Bilbao Athletic dropped back down to the third level in 1996, but the main squad continued to be nurtured with several players who had spells with the reserves.
After 19 seasons in the Segunda División B, Bilbao Athletic returned to the second tier after defeating Cádiz CF, 3–1 on aggregate, in the promotion playoffs. However in their campaign in the Segunda they were reliant on the same group, a core squad of 20-year-olds who had never played at such a high level before, and despite battling performances in most of their games, a pattern of narrow defeats led to the team finishing bottom and being relegated back down at the first attempt. Somewhat ironically, the promoted teams that season were CD Leganés whose squad included three players on loan from Athletic who would have been eligible to play for Bilbao Athletic that season, as well as the parent club's local rivals Alavés and Osasuna.
Premier League International CupEdit
Athletic have competed in the Premier League International Cup (an Under-23 tournament, all matches splayed in England), with most of the players selected for their squad drawn from Bilbao Athletic plus some younger additions from Basconia and the Juvenil squads (the rules permit the use of a limited number of overage players, but Athletic do not use them). In 2014–15, 2015–16 and 2016–17 the club qualified from their group but were eliminated in the quarter-finals, while in the 2017–18, 2018–19 and 2019–20 editions, they bowed out at the group stage.
Season to seasonEdit
- As farm team
- As reserve team
- Before the start of the competition
- As of 9 October 2019
Note: Flags indicate national team as defined under FIFA eligibility rules.
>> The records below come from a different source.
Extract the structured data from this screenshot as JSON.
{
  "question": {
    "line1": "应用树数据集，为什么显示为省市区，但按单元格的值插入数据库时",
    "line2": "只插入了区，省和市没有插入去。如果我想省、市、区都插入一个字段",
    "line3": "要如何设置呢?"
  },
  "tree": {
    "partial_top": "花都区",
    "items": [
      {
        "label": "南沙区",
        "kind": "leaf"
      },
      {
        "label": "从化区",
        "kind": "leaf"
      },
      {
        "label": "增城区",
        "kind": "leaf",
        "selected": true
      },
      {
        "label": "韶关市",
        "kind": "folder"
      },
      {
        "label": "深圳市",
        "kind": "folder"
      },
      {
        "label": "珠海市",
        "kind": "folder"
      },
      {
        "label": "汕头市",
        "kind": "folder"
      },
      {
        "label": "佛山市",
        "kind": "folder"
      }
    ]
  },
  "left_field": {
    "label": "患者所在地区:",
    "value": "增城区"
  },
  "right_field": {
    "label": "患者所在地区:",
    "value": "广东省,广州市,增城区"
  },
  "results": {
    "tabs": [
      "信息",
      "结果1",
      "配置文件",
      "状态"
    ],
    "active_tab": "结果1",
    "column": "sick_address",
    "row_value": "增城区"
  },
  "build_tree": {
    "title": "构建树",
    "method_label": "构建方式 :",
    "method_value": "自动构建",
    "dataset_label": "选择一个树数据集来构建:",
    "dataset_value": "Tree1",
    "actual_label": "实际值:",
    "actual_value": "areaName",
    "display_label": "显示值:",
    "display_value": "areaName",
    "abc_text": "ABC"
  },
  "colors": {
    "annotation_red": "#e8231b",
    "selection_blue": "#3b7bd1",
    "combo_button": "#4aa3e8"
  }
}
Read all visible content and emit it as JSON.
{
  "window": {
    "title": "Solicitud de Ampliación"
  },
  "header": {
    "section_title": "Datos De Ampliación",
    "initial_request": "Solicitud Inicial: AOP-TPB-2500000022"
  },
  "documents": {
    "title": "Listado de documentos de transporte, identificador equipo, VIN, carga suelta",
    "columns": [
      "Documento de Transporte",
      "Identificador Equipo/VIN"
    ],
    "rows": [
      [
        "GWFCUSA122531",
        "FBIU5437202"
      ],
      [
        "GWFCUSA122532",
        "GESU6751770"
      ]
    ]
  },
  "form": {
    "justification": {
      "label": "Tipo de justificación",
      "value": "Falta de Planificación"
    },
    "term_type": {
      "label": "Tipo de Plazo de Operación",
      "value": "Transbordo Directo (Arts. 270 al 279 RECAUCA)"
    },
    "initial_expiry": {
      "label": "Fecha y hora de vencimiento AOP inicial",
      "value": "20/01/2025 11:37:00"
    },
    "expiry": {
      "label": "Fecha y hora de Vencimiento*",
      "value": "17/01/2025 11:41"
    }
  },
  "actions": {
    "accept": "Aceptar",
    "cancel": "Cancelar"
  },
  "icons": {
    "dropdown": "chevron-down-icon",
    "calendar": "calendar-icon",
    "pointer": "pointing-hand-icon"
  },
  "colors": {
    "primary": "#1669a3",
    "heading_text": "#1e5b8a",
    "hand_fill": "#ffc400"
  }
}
Players may hold more than one non-FIFA nationality.
- Segunda División B:[a] 1982–83,[b] 1988–89[b]
- Tercera División:[a] 1966–67,[c] 1968–69[d]
- Biscay Championship: 1938–39
Note: this list contains players who have appeared in at least 100 games for the first team.
- "Athletic: El campo 2 de Lezama sube su aforo hasta los 3.250 espectadores". Mundo Deportivo. 19 October 2018. Retrieved 22 January 2020.
- "Bilbao Athletic history". Athletic Bilbao. Retrieved 24 September 2017.
- "El Bilbao Athletic, a Segunda 19 años después y el Cádiz tendrá que esperar" [Bilbao Athletic, into Segunda 19 years later and Cadiz will have to wait] (in Spanish). EFE. 28 June 2015. Retrieved 6 February 2018.
- "El Bilbao Athletic empata contra Osasuna y pierde la categoría" [Bilbao Athletic draw with Osasuna and lose the category] (in Spanish). El Correo. 15 May 2016. Retrieved 25 May 2017.
- "Report: Swans U23 0 Athletic Bilbao B 2". Swansea City A.F.C. 20 December 2017. Retrieved 21 December 2017.
- BILBAO ATHLETIC 2019-20; Athletic's official website
- "El "Cuco" Ziganda agranda su trayectoria deportiva - Navarra Deportiva" [The "Cuco" Ziganda enlarges his sports career] (in Spanish). 29 May 2017. Retrieved 21 May 2018.
- Team history at Athletic Bilbao's official website
- Futbolme team profile (in Spanish)
- La Cantera De Lezama - Unofficial website focusing on Athletic’s youth teams (in Spanish)